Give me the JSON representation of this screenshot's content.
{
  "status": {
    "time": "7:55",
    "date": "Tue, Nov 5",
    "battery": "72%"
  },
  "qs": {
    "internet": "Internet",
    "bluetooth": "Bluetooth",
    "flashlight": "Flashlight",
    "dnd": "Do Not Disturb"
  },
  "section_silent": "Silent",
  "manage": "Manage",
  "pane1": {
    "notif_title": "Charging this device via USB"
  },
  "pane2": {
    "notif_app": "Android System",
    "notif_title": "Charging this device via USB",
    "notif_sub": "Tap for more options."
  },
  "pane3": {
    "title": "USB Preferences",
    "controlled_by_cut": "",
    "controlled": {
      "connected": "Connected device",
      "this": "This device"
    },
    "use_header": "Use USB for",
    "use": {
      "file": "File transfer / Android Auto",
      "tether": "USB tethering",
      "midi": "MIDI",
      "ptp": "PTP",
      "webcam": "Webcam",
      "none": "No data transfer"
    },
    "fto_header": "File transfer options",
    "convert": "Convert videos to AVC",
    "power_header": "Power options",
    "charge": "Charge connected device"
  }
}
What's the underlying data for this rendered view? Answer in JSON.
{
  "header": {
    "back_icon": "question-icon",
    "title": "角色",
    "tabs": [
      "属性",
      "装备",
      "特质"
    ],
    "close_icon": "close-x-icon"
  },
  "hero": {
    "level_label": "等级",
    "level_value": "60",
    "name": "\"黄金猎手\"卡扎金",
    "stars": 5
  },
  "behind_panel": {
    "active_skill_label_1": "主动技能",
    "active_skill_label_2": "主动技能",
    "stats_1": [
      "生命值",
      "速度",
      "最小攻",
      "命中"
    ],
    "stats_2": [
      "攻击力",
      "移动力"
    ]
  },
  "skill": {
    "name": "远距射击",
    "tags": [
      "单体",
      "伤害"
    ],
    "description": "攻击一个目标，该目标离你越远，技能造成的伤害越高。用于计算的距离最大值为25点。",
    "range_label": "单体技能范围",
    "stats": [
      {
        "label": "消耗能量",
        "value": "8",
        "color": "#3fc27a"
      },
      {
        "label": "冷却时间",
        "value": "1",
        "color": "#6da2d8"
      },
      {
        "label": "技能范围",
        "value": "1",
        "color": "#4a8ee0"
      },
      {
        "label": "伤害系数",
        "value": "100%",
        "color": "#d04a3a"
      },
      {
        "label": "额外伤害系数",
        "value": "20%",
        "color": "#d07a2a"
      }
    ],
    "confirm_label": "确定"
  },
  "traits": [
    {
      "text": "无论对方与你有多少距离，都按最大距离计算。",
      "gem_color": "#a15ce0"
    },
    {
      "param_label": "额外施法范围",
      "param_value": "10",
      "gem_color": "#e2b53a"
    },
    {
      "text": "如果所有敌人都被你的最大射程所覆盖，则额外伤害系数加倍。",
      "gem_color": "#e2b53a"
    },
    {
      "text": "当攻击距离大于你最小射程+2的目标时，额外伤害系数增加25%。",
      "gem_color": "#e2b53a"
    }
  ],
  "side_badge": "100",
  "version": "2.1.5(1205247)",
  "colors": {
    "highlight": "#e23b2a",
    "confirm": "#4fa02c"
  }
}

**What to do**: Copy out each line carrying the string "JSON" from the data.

**Answer**:
Give me the JSON representation of this screenshot's content.
What's the underlying data for this rendered view? Answer in JSON.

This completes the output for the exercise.